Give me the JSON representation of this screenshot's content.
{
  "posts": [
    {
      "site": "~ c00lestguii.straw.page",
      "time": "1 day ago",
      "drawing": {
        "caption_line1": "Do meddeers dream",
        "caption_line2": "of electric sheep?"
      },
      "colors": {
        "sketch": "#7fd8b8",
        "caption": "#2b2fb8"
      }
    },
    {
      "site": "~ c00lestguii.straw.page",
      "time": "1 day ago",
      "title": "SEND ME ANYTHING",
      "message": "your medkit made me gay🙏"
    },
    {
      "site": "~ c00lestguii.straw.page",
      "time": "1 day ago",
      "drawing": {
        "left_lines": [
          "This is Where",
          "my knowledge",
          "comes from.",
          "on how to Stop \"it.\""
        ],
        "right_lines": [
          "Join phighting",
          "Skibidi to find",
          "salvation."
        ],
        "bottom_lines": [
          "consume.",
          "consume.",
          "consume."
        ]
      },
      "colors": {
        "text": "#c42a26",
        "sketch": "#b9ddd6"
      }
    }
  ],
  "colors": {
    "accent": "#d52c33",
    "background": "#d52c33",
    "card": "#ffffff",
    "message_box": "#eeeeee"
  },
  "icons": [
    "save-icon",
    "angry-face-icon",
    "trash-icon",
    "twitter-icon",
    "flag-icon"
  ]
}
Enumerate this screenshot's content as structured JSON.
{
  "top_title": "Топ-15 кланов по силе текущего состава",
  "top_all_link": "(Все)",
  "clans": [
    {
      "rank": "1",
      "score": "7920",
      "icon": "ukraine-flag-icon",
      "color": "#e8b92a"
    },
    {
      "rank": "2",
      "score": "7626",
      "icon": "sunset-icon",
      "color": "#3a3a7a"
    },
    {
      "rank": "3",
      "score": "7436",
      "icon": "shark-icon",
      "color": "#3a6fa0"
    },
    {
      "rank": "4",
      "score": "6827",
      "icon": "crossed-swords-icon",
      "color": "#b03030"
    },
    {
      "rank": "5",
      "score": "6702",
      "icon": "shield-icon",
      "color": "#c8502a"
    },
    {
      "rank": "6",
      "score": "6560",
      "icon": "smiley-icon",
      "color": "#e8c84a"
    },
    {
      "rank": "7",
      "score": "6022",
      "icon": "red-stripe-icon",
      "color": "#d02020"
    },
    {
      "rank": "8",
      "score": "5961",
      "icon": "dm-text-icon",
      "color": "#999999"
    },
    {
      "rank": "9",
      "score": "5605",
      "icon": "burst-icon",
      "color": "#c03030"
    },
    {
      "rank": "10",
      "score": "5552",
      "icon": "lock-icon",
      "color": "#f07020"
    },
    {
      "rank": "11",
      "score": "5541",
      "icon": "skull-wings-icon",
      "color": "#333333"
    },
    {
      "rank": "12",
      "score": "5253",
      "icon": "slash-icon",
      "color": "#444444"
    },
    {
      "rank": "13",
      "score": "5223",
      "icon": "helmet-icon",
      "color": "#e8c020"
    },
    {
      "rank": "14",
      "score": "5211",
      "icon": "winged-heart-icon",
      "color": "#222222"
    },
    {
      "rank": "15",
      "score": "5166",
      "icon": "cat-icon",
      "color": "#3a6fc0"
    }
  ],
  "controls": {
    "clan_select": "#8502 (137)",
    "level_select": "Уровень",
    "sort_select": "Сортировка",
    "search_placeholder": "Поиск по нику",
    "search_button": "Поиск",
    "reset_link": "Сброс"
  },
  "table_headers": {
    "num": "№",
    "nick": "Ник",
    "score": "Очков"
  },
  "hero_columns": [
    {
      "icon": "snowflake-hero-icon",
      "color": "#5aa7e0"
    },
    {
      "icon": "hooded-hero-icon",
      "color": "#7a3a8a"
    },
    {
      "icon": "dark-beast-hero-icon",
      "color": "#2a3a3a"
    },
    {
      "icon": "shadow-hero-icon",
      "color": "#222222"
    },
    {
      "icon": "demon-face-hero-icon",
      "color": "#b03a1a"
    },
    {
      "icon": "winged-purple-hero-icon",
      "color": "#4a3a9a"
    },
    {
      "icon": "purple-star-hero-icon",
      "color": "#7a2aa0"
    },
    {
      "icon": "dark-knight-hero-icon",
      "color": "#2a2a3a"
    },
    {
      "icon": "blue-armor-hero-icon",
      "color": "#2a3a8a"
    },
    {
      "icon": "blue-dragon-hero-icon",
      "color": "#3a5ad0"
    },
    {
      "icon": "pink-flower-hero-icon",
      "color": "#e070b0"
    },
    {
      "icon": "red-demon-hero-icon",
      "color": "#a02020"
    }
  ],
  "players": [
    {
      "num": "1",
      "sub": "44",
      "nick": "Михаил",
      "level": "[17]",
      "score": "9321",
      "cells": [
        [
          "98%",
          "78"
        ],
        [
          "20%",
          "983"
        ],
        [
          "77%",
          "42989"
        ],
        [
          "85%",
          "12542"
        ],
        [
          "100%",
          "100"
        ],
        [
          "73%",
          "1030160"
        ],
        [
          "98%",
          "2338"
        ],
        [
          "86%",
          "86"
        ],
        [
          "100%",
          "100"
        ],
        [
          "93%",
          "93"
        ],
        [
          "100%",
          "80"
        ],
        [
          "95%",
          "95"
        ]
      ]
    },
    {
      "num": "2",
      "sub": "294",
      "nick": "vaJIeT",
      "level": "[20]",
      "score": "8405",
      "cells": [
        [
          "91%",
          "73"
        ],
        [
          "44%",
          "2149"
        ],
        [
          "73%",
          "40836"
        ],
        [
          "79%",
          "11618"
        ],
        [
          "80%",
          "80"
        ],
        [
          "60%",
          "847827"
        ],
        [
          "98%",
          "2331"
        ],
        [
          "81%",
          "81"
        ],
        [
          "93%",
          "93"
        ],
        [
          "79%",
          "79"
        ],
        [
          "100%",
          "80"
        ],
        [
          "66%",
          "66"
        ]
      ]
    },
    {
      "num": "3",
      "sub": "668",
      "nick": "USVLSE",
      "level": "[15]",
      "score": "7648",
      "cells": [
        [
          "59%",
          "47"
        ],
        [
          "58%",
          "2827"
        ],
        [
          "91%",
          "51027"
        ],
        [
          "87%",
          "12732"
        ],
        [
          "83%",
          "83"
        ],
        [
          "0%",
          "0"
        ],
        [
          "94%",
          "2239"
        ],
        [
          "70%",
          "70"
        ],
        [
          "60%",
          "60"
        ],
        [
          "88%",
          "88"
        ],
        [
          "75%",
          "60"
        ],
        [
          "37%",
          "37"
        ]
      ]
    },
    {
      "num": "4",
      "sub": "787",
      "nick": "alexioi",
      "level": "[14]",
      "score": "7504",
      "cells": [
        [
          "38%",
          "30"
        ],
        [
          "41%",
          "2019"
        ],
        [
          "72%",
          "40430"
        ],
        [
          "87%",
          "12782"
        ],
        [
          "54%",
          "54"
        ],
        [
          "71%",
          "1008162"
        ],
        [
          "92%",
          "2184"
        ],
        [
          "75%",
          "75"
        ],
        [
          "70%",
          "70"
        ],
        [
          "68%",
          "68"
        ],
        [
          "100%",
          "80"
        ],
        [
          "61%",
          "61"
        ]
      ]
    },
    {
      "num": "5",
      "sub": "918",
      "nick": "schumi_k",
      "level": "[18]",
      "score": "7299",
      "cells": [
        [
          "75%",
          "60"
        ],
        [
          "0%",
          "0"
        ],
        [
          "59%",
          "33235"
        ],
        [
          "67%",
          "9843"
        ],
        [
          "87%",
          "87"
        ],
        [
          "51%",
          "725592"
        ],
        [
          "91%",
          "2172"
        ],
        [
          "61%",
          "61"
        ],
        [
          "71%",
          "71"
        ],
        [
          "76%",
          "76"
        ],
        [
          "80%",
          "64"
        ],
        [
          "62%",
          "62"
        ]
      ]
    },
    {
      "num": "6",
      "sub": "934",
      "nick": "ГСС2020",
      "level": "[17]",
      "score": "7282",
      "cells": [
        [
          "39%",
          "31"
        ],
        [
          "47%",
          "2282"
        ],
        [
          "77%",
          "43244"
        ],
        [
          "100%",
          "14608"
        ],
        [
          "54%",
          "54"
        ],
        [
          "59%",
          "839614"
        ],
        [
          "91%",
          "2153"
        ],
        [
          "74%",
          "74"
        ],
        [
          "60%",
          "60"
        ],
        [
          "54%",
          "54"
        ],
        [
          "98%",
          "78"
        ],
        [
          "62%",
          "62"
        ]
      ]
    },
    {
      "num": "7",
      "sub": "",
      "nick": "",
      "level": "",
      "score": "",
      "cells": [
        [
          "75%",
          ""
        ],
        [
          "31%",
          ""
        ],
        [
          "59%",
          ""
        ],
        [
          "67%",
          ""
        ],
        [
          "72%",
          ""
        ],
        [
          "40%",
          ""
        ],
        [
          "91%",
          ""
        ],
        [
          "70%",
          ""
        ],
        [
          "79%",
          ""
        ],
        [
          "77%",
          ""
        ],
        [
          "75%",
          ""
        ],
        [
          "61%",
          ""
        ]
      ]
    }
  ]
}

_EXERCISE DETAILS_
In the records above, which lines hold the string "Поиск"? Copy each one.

_COMPLETED TASK_
    "search_placeholder": "Поиск по нику",
    "search_button": "Поиск",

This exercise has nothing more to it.